(Dataset items)
__________

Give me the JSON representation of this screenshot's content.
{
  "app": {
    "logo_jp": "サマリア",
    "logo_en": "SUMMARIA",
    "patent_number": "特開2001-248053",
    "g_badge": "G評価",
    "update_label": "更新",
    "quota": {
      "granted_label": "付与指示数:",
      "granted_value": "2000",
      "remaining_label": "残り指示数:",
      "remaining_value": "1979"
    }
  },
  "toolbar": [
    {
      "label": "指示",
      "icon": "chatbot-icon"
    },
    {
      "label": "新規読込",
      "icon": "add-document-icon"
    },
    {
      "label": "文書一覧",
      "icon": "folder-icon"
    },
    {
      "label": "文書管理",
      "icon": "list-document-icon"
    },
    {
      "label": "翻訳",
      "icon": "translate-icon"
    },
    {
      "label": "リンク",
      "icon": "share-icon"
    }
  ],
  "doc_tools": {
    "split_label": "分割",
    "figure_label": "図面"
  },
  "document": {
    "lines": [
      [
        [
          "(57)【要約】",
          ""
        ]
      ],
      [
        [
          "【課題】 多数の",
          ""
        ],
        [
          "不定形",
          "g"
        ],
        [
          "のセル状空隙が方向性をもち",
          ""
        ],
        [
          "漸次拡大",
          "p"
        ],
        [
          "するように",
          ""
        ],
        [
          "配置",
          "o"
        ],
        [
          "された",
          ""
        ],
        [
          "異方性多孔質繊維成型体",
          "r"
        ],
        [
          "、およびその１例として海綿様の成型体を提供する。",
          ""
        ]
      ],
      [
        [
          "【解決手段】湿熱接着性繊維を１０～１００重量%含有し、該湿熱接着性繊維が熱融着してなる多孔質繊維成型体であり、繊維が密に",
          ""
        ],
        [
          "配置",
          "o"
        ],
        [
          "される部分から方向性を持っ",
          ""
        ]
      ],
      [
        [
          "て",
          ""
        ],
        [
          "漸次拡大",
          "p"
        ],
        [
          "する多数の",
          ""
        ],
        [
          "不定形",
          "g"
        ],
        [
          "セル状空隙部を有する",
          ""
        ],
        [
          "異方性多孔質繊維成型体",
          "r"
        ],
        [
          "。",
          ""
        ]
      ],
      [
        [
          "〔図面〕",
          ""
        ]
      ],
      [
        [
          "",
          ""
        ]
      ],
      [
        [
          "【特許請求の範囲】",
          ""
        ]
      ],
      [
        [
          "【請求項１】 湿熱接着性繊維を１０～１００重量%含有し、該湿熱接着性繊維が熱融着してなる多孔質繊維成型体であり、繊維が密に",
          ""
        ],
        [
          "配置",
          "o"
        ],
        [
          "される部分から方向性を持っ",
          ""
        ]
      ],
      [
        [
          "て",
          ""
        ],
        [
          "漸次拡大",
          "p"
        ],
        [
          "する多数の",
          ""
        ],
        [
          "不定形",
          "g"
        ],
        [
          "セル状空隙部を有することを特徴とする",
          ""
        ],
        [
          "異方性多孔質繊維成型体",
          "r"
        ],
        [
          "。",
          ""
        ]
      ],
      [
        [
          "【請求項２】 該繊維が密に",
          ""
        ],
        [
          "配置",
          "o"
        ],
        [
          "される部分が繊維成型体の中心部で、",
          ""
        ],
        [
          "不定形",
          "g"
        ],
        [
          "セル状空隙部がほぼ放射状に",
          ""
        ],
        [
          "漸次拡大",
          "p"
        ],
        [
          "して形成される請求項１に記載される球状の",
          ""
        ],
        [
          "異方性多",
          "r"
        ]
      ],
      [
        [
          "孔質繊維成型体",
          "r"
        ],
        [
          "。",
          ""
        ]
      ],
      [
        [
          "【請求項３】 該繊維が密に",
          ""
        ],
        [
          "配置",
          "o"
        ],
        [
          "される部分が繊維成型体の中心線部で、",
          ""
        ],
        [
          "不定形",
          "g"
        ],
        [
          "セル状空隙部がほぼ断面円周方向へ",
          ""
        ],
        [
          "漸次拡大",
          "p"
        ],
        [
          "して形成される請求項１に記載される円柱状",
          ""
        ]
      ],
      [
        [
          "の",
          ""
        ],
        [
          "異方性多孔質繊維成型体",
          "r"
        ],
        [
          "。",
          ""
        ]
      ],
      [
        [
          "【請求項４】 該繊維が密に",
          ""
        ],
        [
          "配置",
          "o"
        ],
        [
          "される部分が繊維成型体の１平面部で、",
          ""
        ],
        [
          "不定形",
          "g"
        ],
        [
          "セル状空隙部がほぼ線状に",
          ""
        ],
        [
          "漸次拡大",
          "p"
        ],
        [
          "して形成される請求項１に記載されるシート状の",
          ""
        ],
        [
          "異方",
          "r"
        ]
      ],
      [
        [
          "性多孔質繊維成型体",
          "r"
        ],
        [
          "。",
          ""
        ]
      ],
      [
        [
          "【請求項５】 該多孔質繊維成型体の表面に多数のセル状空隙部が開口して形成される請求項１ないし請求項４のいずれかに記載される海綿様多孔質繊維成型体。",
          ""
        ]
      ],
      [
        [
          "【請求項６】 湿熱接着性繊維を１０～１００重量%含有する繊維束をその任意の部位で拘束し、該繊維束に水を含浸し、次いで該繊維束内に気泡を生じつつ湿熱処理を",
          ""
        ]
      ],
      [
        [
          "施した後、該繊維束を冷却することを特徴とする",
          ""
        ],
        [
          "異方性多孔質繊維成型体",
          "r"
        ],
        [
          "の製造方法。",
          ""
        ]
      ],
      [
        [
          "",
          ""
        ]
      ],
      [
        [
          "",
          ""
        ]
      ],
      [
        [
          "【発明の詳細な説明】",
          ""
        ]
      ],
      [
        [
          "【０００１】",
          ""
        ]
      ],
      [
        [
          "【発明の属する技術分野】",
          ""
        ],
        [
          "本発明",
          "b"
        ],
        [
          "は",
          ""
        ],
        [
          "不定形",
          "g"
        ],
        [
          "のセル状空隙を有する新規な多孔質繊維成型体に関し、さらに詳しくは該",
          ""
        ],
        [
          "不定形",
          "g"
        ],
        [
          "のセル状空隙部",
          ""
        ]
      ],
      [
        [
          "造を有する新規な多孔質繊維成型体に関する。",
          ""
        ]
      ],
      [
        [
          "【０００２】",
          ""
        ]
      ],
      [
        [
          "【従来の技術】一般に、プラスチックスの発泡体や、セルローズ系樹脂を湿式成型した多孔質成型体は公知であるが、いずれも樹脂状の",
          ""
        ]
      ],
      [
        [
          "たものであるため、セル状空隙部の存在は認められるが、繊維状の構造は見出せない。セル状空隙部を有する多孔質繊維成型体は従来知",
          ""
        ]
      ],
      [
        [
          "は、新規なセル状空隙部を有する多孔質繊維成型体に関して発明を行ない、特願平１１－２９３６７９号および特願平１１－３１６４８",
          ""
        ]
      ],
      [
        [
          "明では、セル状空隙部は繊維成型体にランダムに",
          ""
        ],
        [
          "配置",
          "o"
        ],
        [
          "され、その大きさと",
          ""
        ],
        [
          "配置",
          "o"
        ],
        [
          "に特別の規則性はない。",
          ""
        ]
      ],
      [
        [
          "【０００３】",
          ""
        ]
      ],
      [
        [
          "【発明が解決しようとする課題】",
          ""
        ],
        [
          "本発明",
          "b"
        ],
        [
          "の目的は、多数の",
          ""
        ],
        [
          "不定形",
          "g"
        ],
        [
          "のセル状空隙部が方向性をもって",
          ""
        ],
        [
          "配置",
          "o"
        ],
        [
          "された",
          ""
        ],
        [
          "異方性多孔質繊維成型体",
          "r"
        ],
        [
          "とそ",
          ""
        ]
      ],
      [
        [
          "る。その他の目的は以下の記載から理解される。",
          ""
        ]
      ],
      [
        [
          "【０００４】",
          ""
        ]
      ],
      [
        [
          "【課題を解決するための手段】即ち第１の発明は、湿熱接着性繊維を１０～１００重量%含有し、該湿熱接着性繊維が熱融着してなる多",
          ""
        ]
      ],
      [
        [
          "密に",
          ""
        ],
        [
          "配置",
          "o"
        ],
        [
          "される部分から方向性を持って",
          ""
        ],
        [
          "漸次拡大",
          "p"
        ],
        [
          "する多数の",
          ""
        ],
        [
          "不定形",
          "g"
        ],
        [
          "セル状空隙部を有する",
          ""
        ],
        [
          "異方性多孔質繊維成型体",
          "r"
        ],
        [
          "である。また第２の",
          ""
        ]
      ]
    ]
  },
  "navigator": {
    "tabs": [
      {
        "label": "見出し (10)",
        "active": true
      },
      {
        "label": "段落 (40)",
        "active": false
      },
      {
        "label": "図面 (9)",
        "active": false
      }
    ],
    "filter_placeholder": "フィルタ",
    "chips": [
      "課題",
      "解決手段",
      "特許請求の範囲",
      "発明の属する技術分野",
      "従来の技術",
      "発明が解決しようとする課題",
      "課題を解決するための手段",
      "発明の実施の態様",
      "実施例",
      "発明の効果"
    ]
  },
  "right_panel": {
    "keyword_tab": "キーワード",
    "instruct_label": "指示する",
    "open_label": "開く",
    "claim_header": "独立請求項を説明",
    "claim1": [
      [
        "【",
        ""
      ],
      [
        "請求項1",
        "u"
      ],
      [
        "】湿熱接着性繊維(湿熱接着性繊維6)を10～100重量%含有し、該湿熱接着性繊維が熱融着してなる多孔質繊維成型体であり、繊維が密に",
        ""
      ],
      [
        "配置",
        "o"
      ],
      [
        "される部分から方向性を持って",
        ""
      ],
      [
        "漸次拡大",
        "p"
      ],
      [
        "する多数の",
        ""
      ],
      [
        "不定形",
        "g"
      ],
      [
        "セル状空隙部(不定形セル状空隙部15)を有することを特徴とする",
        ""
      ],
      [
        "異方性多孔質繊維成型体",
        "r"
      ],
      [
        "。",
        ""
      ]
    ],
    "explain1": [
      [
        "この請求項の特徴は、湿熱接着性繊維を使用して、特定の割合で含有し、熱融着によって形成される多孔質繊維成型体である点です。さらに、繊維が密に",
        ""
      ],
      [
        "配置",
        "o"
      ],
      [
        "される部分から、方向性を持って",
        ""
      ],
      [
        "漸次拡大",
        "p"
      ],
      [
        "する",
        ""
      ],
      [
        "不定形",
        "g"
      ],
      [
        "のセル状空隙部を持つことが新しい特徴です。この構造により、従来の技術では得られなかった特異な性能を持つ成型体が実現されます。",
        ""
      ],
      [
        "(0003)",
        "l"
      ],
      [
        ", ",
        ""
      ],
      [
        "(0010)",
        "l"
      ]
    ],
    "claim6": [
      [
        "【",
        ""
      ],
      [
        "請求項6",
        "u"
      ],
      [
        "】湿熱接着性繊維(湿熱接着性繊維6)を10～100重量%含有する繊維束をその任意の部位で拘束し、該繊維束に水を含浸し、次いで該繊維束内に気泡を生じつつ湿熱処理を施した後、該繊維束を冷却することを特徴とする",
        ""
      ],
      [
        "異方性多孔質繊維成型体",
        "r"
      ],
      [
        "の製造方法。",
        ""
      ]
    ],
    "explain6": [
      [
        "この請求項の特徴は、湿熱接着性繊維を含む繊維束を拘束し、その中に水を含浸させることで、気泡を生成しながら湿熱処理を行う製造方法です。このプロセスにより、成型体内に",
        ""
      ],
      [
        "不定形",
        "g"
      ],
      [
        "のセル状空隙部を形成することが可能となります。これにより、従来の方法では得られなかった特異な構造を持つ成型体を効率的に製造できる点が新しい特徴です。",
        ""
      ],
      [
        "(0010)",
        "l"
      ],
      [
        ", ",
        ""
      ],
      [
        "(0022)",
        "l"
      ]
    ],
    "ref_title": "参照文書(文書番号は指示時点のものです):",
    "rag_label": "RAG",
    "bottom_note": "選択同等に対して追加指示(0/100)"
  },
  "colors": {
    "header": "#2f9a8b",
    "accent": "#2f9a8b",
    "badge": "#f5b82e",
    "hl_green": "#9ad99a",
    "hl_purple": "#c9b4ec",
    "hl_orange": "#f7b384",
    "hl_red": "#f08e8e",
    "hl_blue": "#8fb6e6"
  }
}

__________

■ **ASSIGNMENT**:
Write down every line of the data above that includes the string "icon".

■ **OUTPUT OF THE TASK**:
      "icon": "chatbot-icon"
      "icon": "add-document-icon"
      "icon": "folder-icon"
      "icon": "list-document-icon"
      "icon": "translate-icon"
      "icon": "share-icon"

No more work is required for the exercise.